- Given entries -
Start of Block

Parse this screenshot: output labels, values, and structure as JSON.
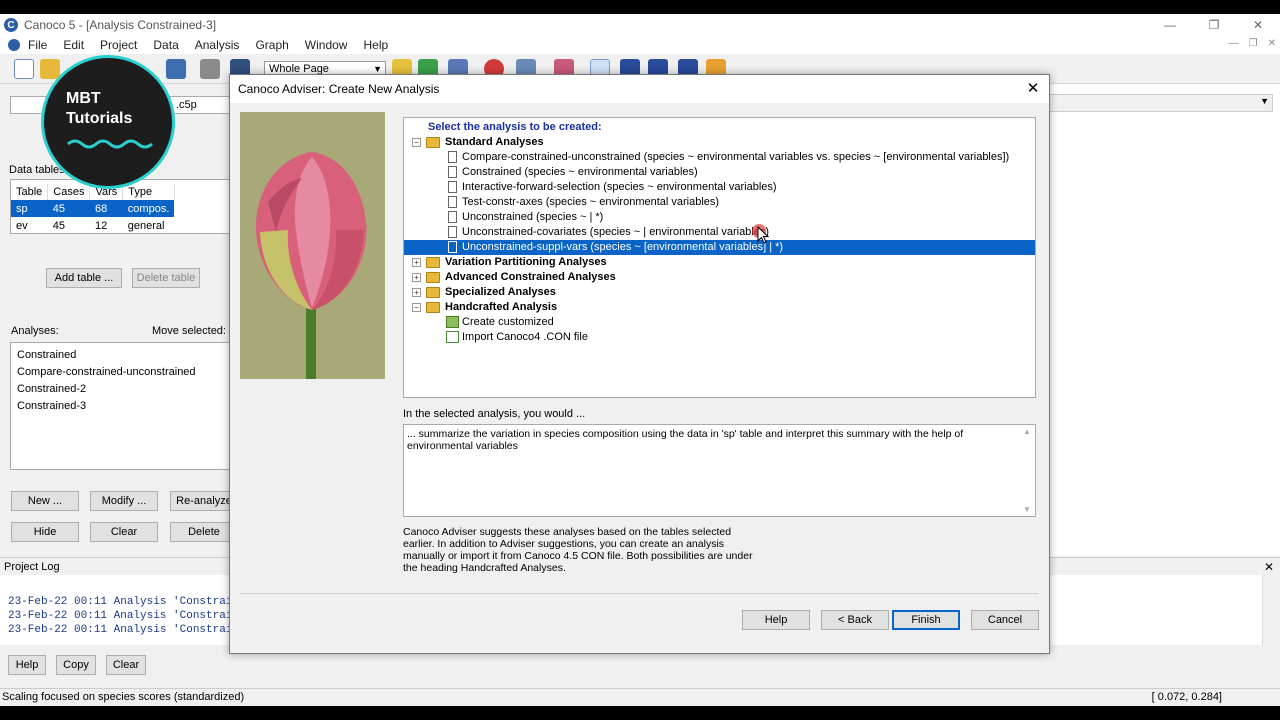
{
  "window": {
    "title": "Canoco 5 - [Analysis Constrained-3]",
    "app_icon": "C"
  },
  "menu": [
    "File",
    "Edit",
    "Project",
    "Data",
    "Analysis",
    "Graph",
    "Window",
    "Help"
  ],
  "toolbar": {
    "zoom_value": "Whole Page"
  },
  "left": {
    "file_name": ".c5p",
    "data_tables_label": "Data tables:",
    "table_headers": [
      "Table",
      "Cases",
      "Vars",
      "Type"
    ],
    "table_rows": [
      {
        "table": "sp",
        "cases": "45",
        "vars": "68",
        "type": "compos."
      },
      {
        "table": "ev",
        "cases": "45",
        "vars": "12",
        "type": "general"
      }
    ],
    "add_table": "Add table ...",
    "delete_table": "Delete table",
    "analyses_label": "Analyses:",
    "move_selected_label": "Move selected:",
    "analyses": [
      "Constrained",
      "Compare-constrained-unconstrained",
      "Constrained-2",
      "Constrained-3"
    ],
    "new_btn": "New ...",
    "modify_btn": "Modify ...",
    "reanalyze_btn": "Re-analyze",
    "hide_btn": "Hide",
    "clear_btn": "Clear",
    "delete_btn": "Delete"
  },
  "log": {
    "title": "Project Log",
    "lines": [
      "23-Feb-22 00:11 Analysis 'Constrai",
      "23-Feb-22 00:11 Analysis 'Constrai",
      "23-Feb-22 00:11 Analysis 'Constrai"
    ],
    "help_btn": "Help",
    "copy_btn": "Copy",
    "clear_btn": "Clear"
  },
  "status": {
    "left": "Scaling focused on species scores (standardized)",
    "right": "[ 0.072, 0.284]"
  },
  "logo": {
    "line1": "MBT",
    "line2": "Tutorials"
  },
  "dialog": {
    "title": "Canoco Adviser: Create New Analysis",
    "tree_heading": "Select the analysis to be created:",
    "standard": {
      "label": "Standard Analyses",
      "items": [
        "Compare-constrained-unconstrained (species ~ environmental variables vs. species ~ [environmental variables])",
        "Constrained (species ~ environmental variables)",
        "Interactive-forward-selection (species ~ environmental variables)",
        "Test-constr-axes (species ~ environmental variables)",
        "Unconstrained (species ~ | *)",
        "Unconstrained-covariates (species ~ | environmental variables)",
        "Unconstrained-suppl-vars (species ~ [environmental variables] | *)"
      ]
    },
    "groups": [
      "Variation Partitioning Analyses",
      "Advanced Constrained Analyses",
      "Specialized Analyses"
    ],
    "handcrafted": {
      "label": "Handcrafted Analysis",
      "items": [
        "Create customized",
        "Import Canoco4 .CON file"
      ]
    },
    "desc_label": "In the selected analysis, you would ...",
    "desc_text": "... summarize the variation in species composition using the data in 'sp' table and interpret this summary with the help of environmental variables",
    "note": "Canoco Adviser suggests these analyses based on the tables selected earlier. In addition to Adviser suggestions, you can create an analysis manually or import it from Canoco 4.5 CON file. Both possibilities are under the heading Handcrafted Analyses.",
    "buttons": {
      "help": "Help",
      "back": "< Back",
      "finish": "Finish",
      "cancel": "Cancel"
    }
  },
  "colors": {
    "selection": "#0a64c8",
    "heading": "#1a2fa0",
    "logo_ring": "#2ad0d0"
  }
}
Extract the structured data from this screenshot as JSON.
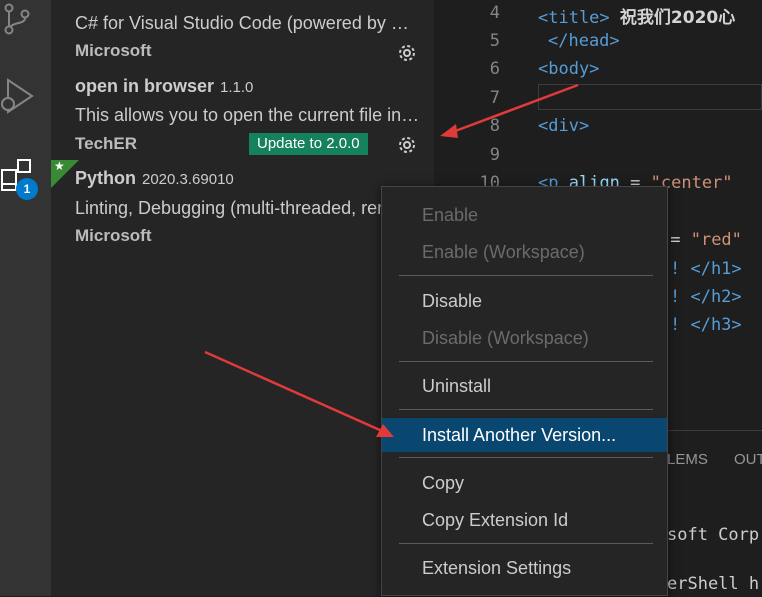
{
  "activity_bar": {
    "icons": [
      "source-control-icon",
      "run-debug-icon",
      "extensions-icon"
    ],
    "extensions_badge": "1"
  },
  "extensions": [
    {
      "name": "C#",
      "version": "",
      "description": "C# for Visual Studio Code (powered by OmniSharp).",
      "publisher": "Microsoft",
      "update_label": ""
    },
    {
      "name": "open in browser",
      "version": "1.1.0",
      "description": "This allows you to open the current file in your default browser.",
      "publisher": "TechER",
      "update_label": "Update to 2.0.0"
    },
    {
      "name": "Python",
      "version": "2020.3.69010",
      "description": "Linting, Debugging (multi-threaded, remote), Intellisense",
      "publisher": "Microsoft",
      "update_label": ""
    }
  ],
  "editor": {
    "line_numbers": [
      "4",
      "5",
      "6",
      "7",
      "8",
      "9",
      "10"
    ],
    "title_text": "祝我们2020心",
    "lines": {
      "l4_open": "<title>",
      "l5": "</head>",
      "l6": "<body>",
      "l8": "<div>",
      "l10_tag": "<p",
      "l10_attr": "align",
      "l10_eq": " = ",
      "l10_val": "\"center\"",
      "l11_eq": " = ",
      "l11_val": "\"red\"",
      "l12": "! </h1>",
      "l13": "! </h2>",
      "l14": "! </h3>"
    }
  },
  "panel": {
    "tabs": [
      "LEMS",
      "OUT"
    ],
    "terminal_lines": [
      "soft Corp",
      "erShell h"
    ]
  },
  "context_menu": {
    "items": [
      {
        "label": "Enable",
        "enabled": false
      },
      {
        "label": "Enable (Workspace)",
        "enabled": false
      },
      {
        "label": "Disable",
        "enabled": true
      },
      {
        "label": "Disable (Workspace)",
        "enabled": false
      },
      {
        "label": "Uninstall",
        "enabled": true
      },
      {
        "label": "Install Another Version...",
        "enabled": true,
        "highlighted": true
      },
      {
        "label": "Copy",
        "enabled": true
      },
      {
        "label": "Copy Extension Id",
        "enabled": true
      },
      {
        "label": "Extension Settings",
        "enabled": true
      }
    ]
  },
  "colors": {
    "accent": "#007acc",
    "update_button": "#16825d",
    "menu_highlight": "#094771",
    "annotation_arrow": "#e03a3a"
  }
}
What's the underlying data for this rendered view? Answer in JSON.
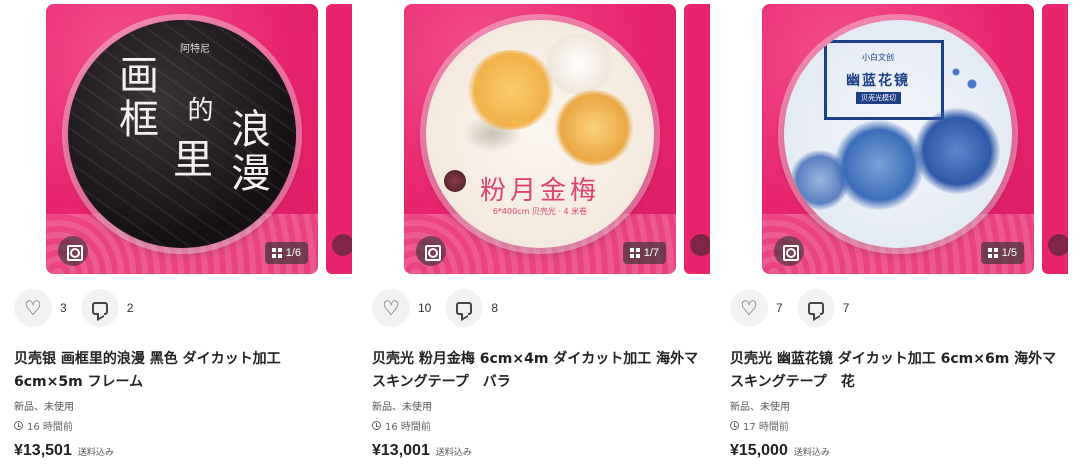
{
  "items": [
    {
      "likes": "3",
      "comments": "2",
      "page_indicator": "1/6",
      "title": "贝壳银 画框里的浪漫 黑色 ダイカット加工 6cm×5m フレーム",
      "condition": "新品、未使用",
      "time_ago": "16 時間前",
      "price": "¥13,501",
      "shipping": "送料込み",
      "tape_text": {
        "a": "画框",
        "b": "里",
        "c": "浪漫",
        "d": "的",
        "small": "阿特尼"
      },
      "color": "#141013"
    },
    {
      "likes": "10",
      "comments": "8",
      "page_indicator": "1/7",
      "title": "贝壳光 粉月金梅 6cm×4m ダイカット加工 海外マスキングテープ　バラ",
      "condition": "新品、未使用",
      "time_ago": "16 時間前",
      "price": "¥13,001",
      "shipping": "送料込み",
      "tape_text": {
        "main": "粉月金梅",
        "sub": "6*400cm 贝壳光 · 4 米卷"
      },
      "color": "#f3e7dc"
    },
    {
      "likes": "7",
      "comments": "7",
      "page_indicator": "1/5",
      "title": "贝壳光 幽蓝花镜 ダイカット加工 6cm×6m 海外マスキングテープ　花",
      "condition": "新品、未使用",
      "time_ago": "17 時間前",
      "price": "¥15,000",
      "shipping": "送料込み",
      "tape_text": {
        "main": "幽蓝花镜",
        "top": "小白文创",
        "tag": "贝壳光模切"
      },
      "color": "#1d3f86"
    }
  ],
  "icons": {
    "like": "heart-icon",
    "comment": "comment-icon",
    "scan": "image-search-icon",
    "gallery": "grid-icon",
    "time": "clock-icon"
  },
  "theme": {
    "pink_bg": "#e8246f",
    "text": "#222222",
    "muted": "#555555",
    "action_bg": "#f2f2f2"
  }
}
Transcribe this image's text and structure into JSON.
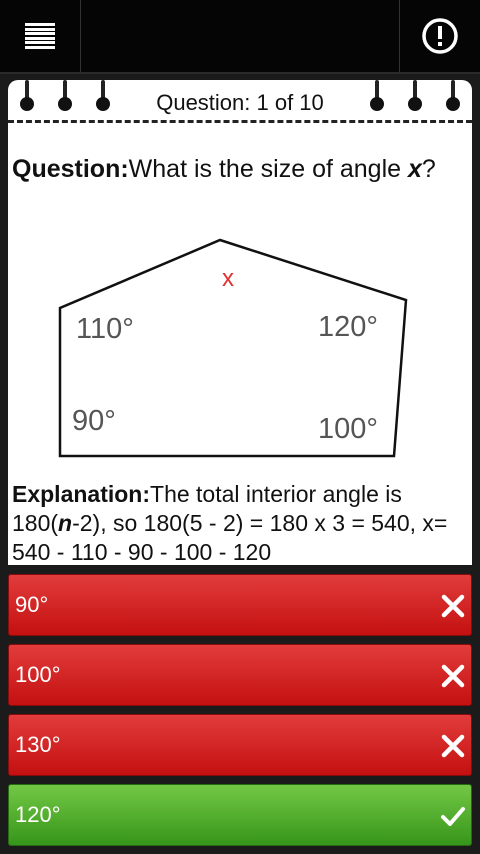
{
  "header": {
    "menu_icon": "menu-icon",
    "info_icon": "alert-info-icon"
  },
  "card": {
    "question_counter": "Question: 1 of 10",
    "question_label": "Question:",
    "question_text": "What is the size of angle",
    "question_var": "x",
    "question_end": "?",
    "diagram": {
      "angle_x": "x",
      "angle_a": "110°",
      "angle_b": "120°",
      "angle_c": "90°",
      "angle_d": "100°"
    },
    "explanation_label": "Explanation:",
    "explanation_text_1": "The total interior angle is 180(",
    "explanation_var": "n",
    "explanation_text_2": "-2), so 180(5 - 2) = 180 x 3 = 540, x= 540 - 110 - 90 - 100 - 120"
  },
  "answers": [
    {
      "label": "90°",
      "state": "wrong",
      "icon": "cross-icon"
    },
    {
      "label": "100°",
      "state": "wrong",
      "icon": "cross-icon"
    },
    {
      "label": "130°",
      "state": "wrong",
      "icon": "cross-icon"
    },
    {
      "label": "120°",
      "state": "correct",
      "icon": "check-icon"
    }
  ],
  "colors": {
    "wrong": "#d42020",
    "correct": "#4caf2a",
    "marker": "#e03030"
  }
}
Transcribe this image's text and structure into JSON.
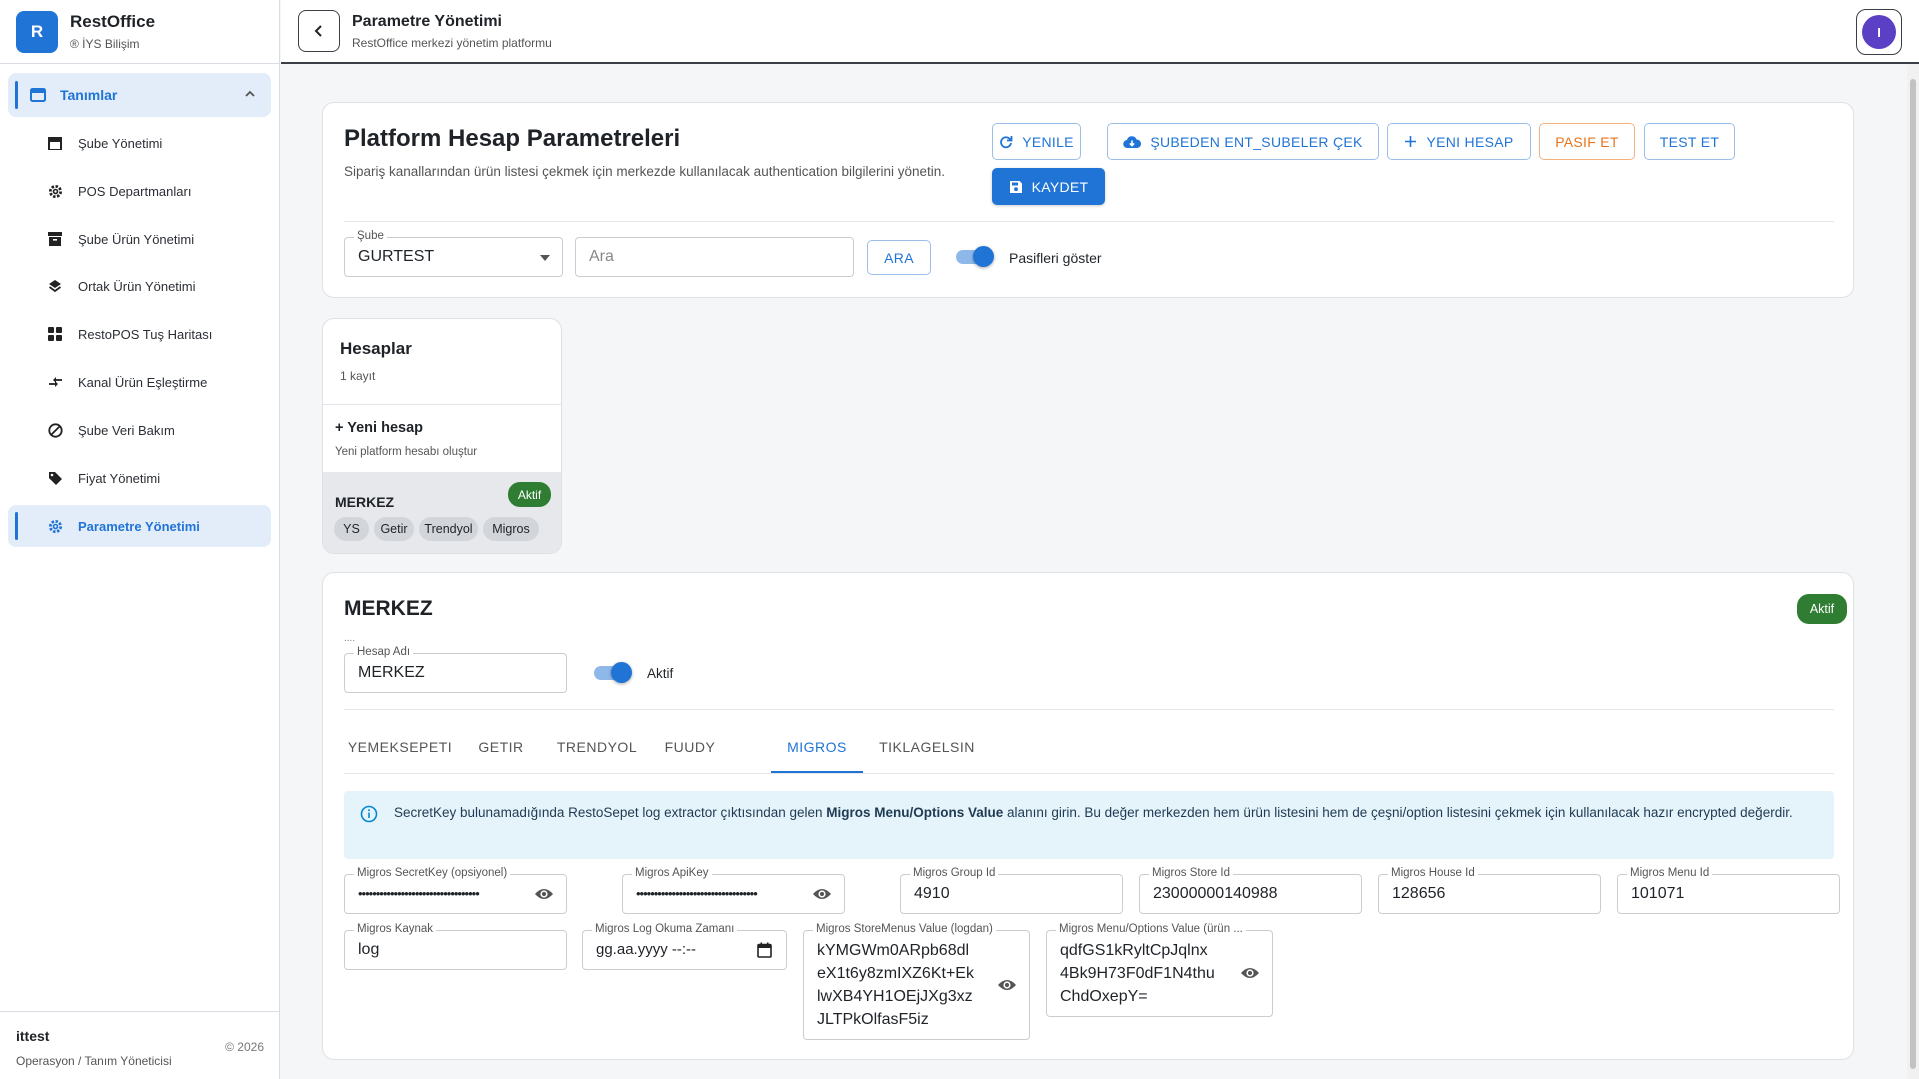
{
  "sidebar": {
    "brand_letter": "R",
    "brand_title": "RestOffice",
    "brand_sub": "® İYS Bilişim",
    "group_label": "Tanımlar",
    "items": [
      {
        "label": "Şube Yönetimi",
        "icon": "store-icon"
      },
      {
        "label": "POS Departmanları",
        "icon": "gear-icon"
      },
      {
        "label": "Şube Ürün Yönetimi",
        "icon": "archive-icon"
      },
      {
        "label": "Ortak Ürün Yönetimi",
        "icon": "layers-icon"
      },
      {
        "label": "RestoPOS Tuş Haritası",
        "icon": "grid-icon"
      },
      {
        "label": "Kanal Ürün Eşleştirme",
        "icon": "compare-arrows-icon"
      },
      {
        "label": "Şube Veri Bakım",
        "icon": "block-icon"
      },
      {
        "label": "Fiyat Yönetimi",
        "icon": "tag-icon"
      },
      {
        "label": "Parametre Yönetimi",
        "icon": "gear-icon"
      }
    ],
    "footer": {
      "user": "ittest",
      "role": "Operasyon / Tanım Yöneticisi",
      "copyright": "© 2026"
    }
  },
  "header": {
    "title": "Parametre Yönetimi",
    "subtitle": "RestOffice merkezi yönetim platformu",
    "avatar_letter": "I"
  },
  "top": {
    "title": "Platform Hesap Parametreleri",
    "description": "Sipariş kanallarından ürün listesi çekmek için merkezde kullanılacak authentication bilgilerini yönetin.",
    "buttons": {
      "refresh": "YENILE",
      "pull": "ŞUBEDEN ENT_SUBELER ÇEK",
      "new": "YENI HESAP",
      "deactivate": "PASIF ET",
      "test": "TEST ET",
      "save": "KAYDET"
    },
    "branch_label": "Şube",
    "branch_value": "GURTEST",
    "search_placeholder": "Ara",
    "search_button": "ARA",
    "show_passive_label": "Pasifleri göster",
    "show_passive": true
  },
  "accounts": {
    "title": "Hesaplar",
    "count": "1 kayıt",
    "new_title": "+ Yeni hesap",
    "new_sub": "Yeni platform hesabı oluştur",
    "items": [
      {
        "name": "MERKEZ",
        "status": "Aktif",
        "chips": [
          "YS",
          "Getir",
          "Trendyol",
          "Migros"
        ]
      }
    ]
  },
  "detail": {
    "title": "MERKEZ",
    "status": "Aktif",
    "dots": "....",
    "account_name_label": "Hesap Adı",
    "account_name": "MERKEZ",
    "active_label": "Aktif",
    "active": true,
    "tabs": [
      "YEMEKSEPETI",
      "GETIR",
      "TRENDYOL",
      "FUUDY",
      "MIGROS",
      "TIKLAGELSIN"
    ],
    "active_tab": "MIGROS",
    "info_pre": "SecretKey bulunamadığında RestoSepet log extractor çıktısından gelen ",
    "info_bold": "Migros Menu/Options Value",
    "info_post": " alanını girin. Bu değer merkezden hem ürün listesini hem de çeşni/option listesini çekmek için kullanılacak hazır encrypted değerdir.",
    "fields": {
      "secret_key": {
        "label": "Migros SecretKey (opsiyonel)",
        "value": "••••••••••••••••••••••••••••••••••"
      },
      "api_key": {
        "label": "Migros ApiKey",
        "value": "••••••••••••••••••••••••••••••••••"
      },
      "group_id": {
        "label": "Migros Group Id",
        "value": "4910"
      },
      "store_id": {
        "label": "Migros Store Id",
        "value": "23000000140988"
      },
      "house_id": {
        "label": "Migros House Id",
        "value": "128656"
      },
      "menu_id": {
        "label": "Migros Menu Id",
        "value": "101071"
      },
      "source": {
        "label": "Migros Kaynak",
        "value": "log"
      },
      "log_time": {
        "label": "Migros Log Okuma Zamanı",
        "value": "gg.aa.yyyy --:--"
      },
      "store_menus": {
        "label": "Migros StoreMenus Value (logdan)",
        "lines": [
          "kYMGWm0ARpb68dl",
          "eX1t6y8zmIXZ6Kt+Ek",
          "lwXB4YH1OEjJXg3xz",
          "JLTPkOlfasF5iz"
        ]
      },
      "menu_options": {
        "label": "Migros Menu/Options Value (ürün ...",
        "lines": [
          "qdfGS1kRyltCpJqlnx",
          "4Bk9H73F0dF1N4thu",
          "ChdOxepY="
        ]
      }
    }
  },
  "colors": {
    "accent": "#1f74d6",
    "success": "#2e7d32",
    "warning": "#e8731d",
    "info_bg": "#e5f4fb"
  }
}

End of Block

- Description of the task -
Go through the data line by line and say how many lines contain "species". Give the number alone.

- Result below -
9